- _Exercise details_
Search the records below for "JSON" and copy every line it turns up in.

[Element data from apps and pages]
================

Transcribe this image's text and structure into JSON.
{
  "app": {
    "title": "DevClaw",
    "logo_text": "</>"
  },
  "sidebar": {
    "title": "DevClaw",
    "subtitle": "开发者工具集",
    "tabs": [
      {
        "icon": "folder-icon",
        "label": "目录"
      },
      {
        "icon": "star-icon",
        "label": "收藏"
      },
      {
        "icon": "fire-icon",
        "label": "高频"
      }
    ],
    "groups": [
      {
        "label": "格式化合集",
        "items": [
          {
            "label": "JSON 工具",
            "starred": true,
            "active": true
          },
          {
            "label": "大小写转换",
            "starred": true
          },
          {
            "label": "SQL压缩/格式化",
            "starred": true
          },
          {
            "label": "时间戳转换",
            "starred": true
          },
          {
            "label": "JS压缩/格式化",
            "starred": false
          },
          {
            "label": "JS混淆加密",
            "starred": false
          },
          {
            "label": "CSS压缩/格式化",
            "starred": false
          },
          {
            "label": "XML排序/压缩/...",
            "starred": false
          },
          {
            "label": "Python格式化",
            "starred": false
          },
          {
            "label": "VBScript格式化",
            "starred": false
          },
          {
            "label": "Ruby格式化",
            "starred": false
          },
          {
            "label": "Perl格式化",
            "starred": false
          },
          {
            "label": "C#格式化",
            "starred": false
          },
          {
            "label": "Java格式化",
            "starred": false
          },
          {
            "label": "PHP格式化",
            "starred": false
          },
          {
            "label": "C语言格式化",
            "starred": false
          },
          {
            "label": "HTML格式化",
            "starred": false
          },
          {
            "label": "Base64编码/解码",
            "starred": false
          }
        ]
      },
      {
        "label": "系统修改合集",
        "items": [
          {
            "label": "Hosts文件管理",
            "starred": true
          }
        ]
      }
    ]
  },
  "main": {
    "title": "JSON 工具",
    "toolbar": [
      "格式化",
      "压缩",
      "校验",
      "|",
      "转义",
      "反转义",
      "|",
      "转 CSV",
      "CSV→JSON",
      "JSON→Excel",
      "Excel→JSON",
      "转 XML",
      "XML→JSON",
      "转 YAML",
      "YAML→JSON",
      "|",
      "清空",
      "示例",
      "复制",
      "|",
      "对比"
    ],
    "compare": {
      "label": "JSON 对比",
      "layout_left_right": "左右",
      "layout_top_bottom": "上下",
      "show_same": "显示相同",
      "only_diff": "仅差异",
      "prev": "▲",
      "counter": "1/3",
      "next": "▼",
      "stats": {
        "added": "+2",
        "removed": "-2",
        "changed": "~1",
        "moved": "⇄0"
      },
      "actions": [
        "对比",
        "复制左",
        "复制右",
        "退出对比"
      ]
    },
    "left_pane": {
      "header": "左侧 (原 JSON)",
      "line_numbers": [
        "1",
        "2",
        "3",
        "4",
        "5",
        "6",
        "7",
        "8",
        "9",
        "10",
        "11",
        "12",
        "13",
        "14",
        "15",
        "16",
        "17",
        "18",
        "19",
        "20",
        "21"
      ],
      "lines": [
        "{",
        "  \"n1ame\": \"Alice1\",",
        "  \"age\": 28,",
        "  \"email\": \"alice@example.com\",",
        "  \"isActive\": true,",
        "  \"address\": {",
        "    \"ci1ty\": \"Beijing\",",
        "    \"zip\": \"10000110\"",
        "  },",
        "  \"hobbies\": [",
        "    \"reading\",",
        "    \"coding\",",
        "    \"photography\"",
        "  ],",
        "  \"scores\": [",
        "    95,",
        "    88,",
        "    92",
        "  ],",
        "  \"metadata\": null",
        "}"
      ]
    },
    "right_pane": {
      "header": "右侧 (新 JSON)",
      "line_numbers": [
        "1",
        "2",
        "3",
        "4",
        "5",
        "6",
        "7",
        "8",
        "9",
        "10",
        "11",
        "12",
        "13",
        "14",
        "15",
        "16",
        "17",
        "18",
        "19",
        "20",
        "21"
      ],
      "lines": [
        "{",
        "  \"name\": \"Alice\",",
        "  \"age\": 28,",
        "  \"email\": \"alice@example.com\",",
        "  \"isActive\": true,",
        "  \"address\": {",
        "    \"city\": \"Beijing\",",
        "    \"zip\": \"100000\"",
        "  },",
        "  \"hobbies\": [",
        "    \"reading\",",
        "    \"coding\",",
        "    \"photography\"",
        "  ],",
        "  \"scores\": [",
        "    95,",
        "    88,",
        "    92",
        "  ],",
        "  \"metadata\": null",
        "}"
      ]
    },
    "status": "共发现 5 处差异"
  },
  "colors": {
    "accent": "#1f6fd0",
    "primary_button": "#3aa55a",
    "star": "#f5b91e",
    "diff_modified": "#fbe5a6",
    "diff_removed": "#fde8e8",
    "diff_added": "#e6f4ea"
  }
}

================

- _Response box_
Transcribe this image's text and structure into JSON.
            "label": "JSON 工具",
    "title": "JSON 工具",
      "CSV→JSON",
      "JSON→Excel",
      "Excel→JSON",
      "XML→JSON",
      "YAML→JSON",
      "label": "JSON 对比",
      "header": "左侧 (原 JSON)",
      "header": "右侧 (新 JSON)",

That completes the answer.